→ **PROBLEM DETAILS**:
Every line of the material is to be set down exactly as written.

→ **DATASET**:

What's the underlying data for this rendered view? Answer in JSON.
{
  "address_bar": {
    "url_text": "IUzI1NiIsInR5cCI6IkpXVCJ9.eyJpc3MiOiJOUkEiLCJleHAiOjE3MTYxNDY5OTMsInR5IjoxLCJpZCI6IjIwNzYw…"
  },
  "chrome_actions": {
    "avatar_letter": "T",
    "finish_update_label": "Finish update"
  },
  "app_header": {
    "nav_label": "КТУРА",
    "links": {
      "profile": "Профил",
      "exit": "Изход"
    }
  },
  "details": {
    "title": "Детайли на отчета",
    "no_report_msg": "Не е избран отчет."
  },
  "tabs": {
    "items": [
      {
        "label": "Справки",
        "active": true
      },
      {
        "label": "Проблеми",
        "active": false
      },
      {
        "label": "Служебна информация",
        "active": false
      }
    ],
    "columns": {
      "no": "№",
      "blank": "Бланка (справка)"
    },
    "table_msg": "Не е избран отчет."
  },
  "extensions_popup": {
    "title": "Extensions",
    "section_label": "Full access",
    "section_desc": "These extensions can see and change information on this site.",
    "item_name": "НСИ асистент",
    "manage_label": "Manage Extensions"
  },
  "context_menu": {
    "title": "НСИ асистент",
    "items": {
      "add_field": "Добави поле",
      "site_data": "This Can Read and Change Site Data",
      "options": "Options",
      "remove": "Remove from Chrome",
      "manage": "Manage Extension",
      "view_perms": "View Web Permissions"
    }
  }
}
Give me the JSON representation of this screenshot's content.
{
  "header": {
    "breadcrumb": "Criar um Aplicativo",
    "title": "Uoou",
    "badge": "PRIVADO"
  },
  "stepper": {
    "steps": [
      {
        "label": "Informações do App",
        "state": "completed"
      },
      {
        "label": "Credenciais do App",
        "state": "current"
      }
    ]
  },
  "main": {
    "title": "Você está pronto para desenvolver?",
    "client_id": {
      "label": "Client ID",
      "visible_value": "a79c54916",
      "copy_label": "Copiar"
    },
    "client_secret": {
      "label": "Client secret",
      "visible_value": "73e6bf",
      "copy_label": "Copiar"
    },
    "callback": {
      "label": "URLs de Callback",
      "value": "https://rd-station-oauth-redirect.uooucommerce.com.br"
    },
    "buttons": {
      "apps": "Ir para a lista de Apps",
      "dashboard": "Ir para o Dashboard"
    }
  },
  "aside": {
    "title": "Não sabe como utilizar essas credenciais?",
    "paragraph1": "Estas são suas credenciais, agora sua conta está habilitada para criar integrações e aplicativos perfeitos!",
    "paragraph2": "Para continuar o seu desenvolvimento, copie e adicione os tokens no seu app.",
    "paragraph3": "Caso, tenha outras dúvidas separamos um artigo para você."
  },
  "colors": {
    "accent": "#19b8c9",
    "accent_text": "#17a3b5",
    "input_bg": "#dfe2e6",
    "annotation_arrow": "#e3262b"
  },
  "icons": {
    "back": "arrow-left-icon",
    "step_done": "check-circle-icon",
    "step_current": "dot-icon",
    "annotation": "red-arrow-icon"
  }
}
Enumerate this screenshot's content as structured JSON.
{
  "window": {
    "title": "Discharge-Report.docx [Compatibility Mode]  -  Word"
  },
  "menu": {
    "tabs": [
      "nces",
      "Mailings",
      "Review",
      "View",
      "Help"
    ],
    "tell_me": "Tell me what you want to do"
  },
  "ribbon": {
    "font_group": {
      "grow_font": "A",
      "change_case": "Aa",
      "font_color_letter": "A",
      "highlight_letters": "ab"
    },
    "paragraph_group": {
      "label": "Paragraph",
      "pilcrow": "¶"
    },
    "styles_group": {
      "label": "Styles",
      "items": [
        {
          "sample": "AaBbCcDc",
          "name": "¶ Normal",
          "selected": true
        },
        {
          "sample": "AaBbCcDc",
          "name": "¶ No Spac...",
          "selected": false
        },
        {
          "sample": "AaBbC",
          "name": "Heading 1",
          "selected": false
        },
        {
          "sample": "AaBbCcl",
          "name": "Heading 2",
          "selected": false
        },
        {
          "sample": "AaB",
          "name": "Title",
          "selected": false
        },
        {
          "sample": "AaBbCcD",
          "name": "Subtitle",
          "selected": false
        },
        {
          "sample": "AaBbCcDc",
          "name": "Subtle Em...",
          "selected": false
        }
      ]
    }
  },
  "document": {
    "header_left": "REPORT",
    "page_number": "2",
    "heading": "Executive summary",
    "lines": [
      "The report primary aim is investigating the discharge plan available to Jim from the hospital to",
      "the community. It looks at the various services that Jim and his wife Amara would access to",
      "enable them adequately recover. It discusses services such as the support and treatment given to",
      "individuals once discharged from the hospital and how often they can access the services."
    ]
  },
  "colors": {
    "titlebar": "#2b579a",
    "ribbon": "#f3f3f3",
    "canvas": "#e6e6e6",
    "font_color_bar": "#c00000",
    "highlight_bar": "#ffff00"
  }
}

→ **RESPONSE FOR THIS EXERCISE**:
What's the underlying data for this rendered view? Answer in JSON.
{
  "address_bar": {
    "url_text": "IUzI1NiIsInR5cCI6IkpXVCJ9.eyJpc3MiOiJOUkEiLCJleHAiOjE3MTYxNDY5OTMsInR5IjoxLCJpZCI6IjIwNzYw…"
  },
  "chrome_actions": {
    "avatar_letter": "T",
    "finish_update_label": "Finish update"
  },
  "app_header": {
    "nav_label": "КТУРА",
    "links": {
      "profile": "Профил",
      "exit": "Изход"
    }
  },
  "details": {
    "title": "Детайли на отчета",
    "no_report_msg": "Не е избран отчет."
  },
  "tabs": {
    "items": [
      {
        "label": "Справки",
        "active": true
      },
      {
        "label": "Проблеми",
        "active": false
      },
      {
        "label": "Служебна информация",
        "active": false
      }
    ],
    "columns": {
      "no": "№",
      "blank": "Бланка (справка)"
    },
    "table_msg": "Не е избран отчет."
  },
  "extensions_popup": {
    "title": "Extensions",
    "section_label": "Full access",
    "section_desc": "These extensions can see and change information on this site.",
    "item_name": "НСИ асистент",
    "manage_label": "Manage Extensions"
  },
  "context_menu": {
    "title": "НСИ асистент",
    "items": {
      "add_field": "Добави поле",
      "site_data": "This Can Read and Change Site Data",
      "options": "Options",
      "remove": "Remove from Chrome",
      "manage": "Manage Extension",
      "view_perms": "View Web Permissions"
    }
  }
}
Give me the JSON representation of this screenshot's content.
{
  "header": {
    "breadcrumb": "Criar um Aplicativo",
    "title": "Uoou",
    "badge": "PRIVADO"
  },
  "stepper": {
    "steps": [
      {
        "label": "Informações do App",
        "state": "completed"
      },
      {
        "label": "Credenciais do App",
        "state": "current"
      }
    ]
  },
  "main": {
    "title": "Você está pronto para desenvolver?",
    "client_id": {
      "label": "Client ID",
      "visible_value": "a79c54916",
      "copy_label": "Copiar"
    },
    "client_secret": {
      "label": "Client secret",
      "visible_value": "73e6bf",
      "copy_label": "Copiar"
    },
    "callback": {
      "label": "URLs de Callback",
      "value": "https://rd-station-oauth-redirect.uooucommerce.com.br"
    },
    "buttons": {
      "apps": "Ir para a lista de Apps",
      "dashboard": "Ir para o Dashboard"
    }
  },
  "aside": {
    "title": "Não sabe como utilizar essas credenciais?",
    "paragraph1": "Estas são suas credenciais, agora sua conta está habilitada para criar integrações e aplicativos perfeitos!",
    "paragraph2": "Para continuar o seu desenvolvimento, copie e adicione os tokens no seu app.",
    "paragraph3": "Caso, tenha outras dúvidas separamos um artigo para você."
  },
  "colors": {
    "accent": "#19b8c9",
    "accent_text": "#17a3b5",
    "input_bg": "#dfe2e6",
    "annotation_arrow": "#e3262b"
  },
  "icons": {
    "back": "arrow-left-icon",
    "step_done": "check-circle-icon",
    "step_current": "dot-icon",
    "annotation": "red-arrow-icon"
  }
}
Enumerate this screenshot's content as structured JSON.
{
  "window": {
    "title": "Discharge-Report.docx [Compatibility Mode]  -  Word"
  },
  "menu": {
    "tabs": [
      "nces",
      "Mailings",
      "Review",
      "View",
      "Help"
    ],
    "tell_me": "Tell me what you want to do"
  },
  "ribbon": {
    "font_group": {
      "grow_font": "A",
      "change_case": "Aa",
      "font_color_letter": "A",
      "highlight_letters": "ab"
    },
    "paragraph_group": {
      "label": "Paragraph",
      "pilcrow": "¶"
    },
    "styles_group": {
      "label": "Styles",
      "items": [
        {
          "sample": "AaBbCcDc",
          "name": "¶ Normal",
          "selected": true
        },
        {
          "sample": "AaBbCcDc",
          "name": "¶ No Spac...",
          "selected": false
        },
        {
          "sample": "AaBbC",
          "name": "Heading 1",
          "selected": false
        },
        {
          "sample": "AaBbCcl",
          "name": "Heading 2",
          "selected": false
        },
        {
          "sample": "AaB",
          "name": "Title",
          "selected": false
        },
        {
          "sample": "AaBbCcD",
          "name": "Subtitle",
          "selected": false
        },
        {
          "sample": "AaBbCcDc",
          "name": "Subtle Em...",
          "selected": false
        }
      ]
    }
  },
  "document": {
    "header_left": "REPORT",
    "page_number": "2",
    "heading": "Executive summary",
    "lines": [
      "The report primary aim is investigating the discharge plan available to Jim from the hospital to",
      "the community. It looks at the various services that Jim and his wife Amara would access to",
      "enable them adequately recover. It discusses services such as the support and treatment given to",
      "individuals once discharged from the hospital and how often they can access the services."
    ]
  },
  "colors": {
    "titlebar": "#2b579a",
    "ribbon": "#f3f3f3",
    "canvas": "#e6e6e6",
    "font_color_bar": "#c00000",
    "highlight_bar": "#ffff00"
  }
}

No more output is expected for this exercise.